American farmers lay claim to providing the safest and most abundant food supply throughout the world. In a culture of food fear, GMOs (genetically modified organisms), animal antibiotic use, and gluten and dairy free concern all consumers. What reassures consumers of food safety? Moms, chefs, foodies, celebrity health experts ask the million dollar question? Do farmers face safety regulations for crops and livestock?
Your answer? YES. Farmers face regulations from livestock site regulations to water reporting and the latest change in Waters of the United States.
Antibiotic Use: Farmers like southern Edgar County farmer Tom Ogle and Delmar Bell use antibiotics for their beef cattle responsibly. Why use antibiotics? Like in humans, farmers use antibiotics to cure infection in sick animals. Government regulations regulate that antibiotics in animals be used not for “production” purposes, but to “prevent, control or treat illnesses in food-producing animals under the supervision of a veterinarian.” In other words, antibiotics are supervised and distributed by veterinarians to cure infections in sick animals.
Livestock regulations: Ever heard of the Livestock Facilities Management Act in our great state? Before farmers begin to build new facilities for hogs, cattle, or poultry, Illinois law gives farmers guidelines on how far back they must build from any residence, waste regulations for animals and public information meetings for the public.
In addition to these regulations, farmers also comply with the Clean Water Act to keep drinking water safe, report water usage, and follow regulations based on science for biotechnology. I highlighted just a few issues farmers follow. In addition to these regulations, farmers voluntarily best practices to farm to remove both nitrates and phosphates from water.
And if you still question farmers’ integrity and commitment to the land? Visit a place such as China where they regulate food in propaganda only.

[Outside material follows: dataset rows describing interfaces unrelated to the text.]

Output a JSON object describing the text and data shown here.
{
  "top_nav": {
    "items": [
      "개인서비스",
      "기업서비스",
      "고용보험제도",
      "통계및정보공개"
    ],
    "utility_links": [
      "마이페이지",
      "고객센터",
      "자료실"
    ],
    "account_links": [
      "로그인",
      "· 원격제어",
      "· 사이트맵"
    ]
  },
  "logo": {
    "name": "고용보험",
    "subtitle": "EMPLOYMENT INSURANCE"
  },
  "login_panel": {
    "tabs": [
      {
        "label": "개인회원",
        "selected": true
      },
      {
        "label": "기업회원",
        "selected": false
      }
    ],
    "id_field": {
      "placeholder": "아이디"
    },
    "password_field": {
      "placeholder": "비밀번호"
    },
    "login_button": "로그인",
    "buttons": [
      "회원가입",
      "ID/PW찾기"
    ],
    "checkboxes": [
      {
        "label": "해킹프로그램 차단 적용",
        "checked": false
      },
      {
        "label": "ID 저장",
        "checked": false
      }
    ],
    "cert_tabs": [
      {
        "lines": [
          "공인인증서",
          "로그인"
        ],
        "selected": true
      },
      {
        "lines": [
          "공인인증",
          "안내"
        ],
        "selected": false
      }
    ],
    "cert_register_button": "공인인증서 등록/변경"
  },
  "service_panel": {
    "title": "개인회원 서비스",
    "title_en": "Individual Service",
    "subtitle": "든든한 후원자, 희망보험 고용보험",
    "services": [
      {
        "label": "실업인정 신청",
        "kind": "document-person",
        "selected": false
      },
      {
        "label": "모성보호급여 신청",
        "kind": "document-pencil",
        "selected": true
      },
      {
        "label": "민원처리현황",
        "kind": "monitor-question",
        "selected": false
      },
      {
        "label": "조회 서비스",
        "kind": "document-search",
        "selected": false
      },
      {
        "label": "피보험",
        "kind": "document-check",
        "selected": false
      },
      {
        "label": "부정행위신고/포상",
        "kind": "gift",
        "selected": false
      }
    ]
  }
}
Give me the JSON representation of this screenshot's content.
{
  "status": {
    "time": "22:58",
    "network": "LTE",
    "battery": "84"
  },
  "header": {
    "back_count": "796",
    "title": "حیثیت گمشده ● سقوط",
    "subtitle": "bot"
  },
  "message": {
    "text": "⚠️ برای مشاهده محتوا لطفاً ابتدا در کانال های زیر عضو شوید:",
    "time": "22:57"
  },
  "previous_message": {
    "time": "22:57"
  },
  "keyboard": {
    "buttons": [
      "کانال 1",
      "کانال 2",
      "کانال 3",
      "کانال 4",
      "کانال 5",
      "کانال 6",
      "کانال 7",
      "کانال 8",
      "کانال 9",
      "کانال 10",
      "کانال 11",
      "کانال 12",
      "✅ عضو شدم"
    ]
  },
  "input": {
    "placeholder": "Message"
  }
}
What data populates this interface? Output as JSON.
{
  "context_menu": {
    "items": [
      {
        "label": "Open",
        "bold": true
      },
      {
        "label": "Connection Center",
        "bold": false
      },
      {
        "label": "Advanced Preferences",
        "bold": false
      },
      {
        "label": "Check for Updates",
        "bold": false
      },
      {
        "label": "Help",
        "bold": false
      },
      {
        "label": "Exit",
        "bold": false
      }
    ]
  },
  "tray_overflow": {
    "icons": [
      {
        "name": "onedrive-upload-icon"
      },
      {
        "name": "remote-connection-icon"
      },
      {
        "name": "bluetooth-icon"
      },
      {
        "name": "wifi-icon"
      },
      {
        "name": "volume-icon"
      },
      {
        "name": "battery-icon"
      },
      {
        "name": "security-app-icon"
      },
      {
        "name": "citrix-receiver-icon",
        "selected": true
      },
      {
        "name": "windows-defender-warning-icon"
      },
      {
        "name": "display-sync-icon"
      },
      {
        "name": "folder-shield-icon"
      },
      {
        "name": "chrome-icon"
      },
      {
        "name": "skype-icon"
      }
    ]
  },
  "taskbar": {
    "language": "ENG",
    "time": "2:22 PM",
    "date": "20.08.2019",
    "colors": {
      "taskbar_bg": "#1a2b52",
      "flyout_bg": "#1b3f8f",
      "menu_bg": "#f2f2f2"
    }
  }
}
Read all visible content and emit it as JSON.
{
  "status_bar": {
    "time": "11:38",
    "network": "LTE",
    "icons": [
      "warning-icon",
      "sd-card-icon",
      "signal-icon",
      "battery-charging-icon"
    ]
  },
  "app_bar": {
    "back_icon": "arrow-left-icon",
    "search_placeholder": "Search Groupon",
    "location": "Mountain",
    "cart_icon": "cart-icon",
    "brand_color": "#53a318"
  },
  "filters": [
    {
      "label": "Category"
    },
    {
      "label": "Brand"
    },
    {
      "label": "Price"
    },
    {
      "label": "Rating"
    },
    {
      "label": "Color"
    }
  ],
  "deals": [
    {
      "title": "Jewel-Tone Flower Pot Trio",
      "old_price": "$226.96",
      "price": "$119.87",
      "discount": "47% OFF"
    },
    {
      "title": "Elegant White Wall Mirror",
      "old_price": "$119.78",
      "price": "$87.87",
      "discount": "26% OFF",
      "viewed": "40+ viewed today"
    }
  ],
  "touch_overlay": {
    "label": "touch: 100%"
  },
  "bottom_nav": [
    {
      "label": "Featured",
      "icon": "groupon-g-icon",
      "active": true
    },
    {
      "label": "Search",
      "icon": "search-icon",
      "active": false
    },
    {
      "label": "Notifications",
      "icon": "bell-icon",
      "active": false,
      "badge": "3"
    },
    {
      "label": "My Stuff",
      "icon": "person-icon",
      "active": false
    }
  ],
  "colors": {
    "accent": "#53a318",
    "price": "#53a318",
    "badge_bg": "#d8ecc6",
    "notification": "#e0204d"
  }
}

Firsthand I experienced health effects of unregulated standards of food. If you ate today, thank your nearest American farmer!